“Now in a 21st Century as Helicobacter is disappearing, humans in response have turn hyper-reactive to allergies. If we put Helicobacter behind in a protected approach we can pierce allergic people behind into a normal range.
“By building an verbal product that contains non-viable Helicobacter we can get a defence advantages that Stone Age male used to get by carrying live bacteria, with nothing of a disadvantages.”
Professor Marshall’s company, Ondek, formed in Perth and Sydney, has been building a drug for a past 7 years and pronounced it can be formulated as tablets, capsules, liquids or powdered product.
“Children could widespread a powder on their cereal or put it in a splash and over a march of a few months could supress their allergic response,” he said.
“We consider it’s going to be 100 per cent safe. It won’t mislay your defence system; it will only take a corner off.”
Australia has one of a top allergy and asthma rates in a universe and over a final 10 years has seen a 10-fold boost in referrals for food allergies, and a five-fold boost in sanatorium referrals for food-related serious allergy or anaphylaxis.
“It appears when all is really purify and children aren’t unprotected to adequate spreading or non-infectious germ a defence complement can get ramped up,” Professor Marshall said.
“They afterwards can turn some-more reactive to all kinds of new proteins in their diet or receptive to pollen in a air.”

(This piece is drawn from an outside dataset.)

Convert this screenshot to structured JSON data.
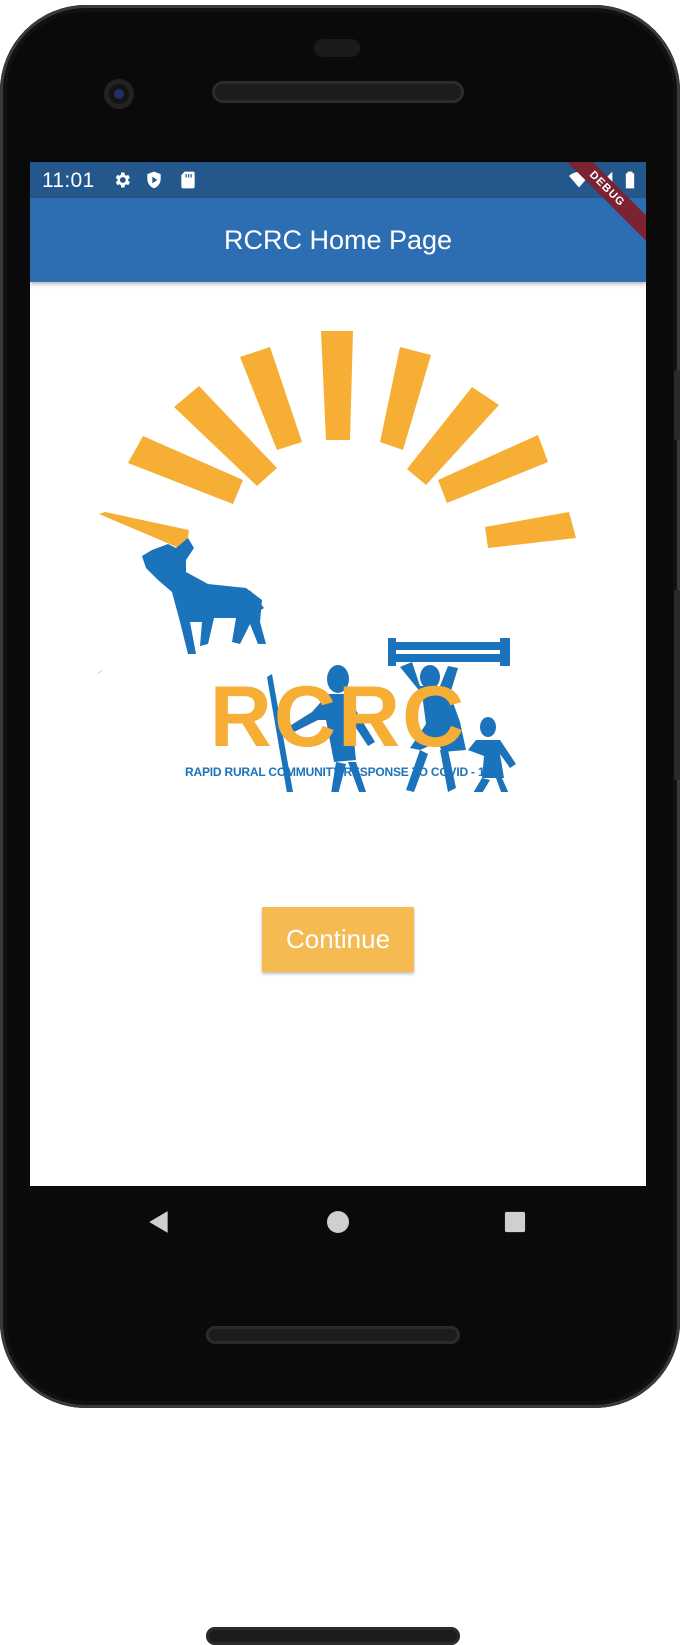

Professor Marshall will be looking to hearing a drug on humans within dual years and hopes to make Immbalanceavailable within 5 years.
Source: The University of Western Australia